AIM OF THE EXERCISE:
From the data that follows, report how many lines hold the string "JSON", giving only the number.

*** Opening DATA TO PROCESS ***

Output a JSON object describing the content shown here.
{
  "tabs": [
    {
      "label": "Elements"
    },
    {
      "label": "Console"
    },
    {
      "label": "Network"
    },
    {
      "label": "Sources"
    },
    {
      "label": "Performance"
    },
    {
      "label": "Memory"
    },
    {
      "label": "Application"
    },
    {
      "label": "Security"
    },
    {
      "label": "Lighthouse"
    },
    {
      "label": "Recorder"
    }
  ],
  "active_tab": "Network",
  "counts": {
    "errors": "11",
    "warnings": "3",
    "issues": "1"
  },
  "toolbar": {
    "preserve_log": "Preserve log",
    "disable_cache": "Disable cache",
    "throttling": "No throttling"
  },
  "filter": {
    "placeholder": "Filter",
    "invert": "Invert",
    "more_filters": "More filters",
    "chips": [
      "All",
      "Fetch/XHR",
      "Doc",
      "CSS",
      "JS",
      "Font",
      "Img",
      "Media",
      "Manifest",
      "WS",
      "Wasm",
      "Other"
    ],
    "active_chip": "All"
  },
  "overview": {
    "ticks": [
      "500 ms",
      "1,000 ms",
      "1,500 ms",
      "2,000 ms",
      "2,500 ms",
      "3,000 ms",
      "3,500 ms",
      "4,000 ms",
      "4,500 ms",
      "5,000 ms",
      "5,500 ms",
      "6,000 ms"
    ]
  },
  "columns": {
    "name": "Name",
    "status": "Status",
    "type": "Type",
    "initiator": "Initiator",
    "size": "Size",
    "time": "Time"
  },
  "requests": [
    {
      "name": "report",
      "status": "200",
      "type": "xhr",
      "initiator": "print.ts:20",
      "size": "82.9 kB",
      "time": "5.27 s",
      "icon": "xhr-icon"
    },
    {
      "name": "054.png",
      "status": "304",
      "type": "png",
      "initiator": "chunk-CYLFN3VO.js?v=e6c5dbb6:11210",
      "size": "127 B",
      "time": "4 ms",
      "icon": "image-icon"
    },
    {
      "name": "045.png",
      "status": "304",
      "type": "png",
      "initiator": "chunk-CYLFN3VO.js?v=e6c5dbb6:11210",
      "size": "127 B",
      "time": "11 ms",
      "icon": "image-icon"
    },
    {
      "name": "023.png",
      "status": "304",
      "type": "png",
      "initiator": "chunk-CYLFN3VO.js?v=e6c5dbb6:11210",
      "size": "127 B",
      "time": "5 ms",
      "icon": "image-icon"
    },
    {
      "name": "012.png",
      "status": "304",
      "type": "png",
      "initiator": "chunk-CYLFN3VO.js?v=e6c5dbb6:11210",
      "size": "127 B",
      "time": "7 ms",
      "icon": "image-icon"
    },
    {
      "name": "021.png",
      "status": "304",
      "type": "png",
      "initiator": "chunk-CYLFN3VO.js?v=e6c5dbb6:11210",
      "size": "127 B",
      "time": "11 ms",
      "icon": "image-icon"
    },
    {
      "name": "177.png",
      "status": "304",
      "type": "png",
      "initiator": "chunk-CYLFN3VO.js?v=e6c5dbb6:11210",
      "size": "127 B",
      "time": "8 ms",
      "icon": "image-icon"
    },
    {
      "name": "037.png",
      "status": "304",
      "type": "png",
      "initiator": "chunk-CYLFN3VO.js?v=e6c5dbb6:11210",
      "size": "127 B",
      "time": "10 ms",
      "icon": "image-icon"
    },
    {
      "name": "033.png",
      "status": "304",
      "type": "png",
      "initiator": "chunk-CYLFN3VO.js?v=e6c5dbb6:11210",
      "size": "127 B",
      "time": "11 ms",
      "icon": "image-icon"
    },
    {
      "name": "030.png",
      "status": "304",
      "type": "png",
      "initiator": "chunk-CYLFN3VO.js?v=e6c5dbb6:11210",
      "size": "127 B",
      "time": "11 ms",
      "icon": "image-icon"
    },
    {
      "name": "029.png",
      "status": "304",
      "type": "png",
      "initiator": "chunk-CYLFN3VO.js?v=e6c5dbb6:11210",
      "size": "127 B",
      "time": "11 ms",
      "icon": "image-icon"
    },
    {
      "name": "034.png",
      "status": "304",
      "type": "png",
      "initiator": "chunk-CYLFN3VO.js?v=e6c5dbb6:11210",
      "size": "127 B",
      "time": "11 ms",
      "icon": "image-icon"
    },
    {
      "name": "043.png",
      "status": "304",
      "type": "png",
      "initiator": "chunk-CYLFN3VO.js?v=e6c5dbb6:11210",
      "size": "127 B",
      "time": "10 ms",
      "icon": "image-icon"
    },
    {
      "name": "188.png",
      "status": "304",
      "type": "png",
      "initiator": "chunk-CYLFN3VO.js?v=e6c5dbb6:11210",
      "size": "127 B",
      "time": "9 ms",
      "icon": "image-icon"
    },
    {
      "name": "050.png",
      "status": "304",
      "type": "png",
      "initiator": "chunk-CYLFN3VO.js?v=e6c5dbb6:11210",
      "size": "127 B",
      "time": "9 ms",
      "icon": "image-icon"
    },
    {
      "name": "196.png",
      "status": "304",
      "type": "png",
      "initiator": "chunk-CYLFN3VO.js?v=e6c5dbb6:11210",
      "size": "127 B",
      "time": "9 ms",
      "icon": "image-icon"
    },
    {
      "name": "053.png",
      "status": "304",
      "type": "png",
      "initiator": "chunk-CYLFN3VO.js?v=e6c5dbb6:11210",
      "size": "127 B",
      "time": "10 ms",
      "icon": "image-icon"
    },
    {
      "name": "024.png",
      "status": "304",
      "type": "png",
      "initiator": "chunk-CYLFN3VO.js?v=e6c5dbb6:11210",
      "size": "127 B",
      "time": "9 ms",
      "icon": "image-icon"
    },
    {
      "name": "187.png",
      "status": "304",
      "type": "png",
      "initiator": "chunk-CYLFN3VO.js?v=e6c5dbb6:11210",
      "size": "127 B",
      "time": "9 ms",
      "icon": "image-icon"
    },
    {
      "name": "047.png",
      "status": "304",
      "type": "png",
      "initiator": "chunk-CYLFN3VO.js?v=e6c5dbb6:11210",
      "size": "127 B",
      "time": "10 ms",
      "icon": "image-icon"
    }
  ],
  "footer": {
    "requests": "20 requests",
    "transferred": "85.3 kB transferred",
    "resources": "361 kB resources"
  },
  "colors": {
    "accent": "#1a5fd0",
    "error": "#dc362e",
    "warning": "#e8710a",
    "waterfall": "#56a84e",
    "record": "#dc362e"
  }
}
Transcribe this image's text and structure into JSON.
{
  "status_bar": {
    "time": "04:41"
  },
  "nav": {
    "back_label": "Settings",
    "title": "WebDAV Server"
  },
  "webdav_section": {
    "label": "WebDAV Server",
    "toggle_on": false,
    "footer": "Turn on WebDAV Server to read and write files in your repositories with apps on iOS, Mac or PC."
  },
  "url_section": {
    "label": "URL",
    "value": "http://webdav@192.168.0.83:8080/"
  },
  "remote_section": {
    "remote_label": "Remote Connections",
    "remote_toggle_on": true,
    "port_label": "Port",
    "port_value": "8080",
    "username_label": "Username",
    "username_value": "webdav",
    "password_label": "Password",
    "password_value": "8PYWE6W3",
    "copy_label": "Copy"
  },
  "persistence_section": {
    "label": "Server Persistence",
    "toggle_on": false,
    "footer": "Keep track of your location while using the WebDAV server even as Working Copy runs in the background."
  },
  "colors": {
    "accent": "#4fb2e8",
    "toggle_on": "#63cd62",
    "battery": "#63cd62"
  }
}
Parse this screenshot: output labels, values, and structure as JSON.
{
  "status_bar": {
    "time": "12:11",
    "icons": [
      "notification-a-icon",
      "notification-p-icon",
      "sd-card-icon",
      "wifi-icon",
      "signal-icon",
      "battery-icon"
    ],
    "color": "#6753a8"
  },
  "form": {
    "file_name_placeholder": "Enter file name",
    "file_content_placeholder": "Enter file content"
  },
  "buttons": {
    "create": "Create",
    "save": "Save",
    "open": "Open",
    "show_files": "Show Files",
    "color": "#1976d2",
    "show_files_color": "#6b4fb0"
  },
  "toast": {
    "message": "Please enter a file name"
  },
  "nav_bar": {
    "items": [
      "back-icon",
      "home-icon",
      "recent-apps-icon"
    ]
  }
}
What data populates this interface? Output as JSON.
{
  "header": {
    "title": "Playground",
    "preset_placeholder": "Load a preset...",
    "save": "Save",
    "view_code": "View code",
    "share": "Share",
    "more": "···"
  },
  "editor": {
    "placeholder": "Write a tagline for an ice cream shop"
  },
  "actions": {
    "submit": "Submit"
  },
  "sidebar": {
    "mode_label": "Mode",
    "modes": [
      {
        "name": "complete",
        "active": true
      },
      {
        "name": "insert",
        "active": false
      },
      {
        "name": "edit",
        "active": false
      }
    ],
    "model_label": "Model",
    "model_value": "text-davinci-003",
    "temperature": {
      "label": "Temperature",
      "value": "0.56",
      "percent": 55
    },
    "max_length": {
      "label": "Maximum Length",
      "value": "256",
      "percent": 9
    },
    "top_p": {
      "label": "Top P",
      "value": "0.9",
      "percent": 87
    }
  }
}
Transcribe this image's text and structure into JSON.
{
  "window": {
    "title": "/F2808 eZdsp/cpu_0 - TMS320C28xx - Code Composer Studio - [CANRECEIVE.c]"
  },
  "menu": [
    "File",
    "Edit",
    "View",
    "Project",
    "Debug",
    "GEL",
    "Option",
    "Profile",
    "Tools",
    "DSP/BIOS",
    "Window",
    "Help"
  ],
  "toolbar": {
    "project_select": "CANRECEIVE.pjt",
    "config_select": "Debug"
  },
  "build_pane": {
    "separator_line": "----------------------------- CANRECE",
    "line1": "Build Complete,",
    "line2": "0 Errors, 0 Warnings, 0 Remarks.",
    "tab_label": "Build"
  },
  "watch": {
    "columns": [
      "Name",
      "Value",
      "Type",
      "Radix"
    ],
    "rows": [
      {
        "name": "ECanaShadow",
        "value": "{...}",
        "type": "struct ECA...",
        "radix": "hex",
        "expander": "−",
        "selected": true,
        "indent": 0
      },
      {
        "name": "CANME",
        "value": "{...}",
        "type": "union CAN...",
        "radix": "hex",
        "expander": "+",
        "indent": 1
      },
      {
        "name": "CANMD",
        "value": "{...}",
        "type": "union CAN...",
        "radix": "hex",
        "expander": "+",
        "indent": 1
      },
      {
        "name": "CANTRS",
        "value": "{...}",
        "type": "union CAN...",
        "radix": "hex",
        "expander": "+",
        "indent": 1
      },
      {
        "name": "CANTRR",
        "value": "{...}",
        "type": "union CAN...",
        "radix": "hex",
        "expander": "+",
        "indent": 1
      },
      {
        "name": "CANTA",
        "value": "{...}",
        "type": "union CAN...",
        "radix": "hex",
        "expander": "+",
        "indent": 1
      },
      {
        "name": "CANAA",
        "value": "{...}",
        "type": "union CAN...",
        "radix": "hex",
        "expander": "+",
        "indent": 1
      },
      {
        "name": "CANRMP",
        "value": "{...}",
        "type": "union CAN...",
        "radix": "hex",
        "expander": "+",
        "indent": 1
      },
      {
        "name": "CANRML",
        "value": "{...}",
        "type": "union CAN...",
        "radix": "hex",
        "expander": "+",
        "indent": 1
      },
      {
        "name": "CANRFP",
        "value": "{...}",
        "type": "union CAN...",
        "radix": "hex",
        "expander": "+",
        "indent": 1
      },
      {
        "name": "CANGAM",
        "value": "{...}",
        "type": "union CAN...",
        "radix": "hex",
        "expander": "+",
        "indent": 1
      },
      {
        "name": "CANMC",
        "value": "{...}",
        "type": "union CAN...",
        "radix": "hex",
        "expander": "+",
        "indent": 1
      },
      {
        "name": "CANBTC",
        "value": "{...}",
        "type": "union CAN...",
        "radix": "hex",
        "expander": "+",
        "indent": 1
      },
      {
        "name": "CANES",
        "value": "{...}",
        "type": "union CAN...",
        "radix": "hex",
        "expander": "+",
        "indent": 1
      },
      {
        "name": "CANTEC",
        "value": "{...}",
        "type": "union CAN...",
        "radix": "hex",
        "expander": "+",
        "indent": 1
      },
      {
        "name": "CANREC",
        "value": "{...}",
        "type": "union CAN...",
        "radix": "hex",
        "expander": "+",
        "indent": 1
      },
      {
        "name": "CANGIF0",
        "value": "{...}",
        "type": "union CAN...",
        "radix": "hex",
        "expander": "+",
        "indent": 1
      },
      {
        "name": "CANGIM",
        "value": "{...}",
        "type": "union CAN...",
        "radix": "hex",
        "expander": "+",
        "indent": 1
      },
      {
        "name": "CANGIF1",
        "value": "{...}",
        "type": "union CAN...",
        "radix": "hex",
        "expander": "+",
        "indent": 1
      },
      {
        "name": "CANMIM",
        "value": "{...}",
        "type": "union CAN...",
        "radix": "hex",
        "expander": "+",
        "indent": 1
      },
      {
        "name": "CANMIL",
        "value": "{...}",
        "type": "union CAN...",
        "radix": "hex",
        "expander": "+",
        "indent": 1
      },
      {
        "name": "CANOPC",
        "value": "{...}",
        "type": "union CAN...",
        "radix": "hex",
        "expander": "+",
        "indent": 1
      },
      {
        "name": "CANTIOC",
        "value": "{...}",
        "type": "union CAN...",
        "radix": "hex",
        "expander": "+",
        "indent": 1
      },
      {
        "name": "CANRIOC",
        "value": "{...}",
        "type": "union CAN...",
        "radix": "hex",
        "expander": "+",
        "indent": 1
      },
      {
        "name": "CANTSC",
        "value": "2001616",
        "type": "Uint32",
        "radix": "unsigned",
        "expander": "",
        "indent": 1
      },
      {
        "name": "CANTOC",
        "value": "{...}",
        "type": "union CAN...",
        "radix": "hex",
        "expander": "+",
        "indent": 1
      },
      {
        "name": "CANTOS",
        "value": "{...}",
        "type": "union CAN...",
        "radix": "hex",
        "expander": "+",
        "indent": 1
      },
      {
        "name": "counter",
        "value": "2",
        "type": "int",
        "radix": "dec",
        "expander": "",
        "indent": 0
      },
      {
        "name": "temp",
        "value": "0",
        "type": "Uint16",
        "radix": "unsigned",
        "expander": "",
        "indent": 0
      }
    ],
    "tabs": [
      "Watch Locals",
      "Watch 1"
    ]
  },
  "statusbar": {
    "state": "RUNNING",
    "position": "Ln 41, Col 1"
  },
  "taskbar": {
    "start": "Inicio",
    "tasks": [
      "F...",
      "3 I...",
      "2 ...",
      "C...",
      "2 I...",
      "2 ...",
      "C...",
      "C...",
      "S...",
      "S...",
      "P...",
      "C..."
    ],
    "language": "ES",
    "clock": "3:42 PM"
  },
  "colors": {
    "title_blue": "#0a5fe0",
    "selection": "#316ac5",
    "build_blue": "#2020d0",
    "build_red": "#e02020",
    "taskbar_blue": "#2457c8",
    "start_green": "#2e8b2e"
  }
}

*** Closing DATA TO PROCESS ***

EXERCISE OUTPUT:
5